Ants are a big nuisance for our furry friends; they can crawl all over them, bite them and get into their food. Fire ants are the most dangerous species, with their venomous bite resulting in pain and swelling. Your pets are not the only family member at risk. Fire ant bites are painful and nasty for humans too. In severe cases, fire ants can cause an anaphylactic response in animals or humans. The best way to avoid these irksome crawlers is with effective pest control to keep them out of your house and yard.

puppy with ants around mouth


According to The Washington Post, spiders could theoretically eat every human on Earth in one year. Luckily for us, neither we nor our pets are their meal of choice — at least not in the United States. Getting bitten is another story, though. With over 3,500 species of spiders living alongside us, your pet will likely get bitten at least once in its lifetime.

In the U.S., the only two spider species that pose a real threat to your pets are widow spiders and recluse spiders. If these species are present in your area, speak with your vet about the symptoms to look out for and how to act if your pet is bitten.

How can you protect your pets (and yourself) from pests? 

Start by regularly administering topical treatment against the most common parasites. Flea, tick, and heartworm medications are standard practices for responsible pet owners. Additionally, groom your dog, cat, or another beloved fur baby. This great bonding activity allows you to check for anything out of the ordinary.

When cleaning your home, wash and change your pet’s bedding to avoid it becoming a filthy nest for pests. If your dog or cat is allowed outside, a well-maintained yard is less likely to be home to bugs and parasites.

vet gives cat anti flea treatment

Get professional help when needed

If you are suffering from a pest problem, or your companion animals are constantly dealing with parasites, it’s time to turn to the experts for help! From pet groomers to house cleaners and residential pest control technicians, a wealth of trained professionals are ready to banish those pests and help protect you, your fur babies, and your home.

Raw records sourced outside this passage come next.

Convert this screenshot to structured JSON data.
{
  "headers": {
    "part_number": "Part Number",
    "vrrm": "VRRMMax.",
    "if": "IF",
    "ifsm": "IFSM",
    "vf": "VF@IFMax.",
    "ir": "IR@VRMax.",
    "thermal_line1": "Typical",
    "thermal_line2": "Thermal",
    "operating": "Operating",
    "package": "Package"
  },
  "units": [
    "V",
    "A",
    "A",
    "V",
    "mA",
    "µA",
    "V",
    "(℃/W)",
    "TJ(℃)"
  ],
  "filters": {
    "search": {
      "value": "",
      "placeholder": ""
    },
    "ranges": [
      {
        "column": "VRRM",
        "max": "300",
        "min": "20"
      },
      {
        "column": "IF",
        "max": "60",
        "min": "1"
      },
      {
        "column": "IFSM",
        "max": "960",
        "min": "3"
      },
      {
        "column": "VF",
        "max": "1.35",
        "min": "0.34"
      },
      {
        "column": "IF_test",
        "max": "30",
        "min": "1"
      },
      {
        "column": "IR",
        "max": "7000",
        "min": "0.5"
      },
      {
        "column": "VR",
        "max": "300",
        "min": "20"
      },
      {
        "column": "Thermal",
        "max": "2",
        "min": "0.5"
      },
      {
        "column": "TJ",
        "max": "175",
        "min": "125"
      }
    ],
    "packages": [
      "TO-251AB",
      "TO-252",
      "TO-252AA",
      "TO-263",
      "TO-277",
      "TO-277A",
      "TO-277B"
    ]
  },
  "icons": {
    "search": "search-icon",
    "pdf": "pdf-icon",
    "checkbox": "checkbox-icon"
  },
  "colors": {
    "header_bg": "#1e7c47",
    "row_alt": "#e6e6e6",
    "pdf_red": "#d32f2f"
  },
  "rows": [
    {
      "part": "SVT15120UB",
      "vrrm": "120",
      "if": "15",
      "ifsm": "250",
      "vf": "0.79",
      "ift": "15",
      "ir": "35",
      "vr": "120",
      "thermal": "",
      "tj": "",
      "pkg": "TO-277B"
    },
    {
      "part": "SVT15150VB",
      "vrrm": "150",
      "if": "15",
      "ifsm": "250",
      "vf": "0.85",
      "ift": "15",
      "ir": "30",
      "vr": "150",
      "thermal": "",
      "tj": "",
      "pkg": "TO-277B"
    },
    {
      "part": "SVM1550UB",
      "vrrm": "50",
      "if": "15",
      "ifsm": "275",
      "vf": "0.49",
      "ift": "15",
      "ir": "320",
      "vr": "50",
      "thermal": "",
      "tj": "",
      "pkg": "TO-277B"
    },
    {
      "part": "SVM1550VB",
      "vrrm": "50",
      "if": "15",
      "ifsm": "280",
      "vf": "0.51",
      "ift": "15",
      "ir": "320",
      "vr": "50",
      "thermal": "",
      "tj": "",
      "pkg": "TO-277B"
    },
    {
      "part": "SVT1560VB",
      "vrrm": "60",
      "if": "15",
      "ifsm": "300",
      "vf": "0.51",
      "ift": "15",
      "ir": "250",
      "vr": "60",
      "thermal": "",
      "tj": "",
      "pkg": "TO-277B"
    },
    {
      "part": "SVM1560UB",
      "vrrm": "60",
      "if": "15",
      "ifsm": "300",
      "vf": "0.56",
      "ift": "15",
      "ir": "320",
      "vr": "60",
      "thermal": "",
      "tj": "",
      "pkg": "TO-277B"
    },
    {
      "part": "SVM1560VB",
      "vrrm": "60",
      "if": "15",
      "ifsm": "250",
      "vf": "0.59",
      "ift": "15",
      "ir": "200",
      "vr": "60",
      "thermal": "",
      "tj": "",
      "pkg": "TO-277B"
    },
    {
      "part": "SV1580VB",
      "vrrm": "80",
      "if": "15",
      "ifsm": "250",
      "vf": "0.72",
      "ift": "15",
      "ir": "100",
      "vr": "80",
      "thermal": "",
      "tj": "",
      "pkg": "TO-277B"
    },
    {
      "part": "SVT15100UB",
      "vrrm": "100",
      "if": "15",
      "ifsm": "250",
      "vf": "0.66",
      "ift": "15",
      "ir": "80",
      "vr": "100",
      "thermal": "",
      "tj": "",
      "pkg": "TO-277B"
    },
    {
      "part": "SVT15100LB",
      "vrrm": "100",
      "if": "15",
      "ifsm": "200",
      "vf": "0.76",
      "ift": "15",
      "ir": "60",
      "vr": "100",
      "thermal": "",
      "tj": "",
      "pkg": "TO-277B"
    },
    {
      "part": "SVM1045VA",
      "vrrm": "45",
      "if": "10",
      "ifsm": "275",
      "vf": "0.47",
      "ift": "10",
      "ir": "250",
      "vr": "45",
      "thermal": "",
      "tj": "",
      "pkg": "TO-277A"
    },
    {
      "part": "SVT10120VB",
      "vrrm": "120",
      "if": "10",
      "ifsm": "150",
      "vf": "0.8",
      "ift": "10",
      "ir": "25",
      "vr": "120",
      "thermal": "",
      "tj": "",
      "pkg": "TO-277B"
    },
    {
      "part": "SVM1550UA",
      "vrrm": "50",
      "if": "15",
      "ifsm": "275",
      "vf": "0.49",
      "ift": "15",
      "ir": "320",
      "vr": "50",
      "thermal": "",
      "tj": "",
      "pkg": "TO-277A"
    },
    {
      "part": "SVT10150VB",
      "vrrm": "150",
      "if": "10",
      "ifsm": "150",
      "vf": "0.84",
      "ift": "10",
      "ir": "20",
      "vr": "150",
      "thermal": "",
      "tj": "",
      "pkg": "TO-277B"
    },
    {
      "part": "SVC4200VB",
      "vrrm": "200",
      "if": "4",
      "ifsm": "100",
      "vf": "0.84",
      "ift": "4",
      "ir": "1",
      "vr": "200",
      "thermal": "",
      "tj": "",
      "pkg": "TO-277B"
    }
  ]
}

Spread the love

Ready to protect your home or business from pests?

Schedule today and get a service plan tailored to your property. Receive a detailed report with pictures after each service is completed.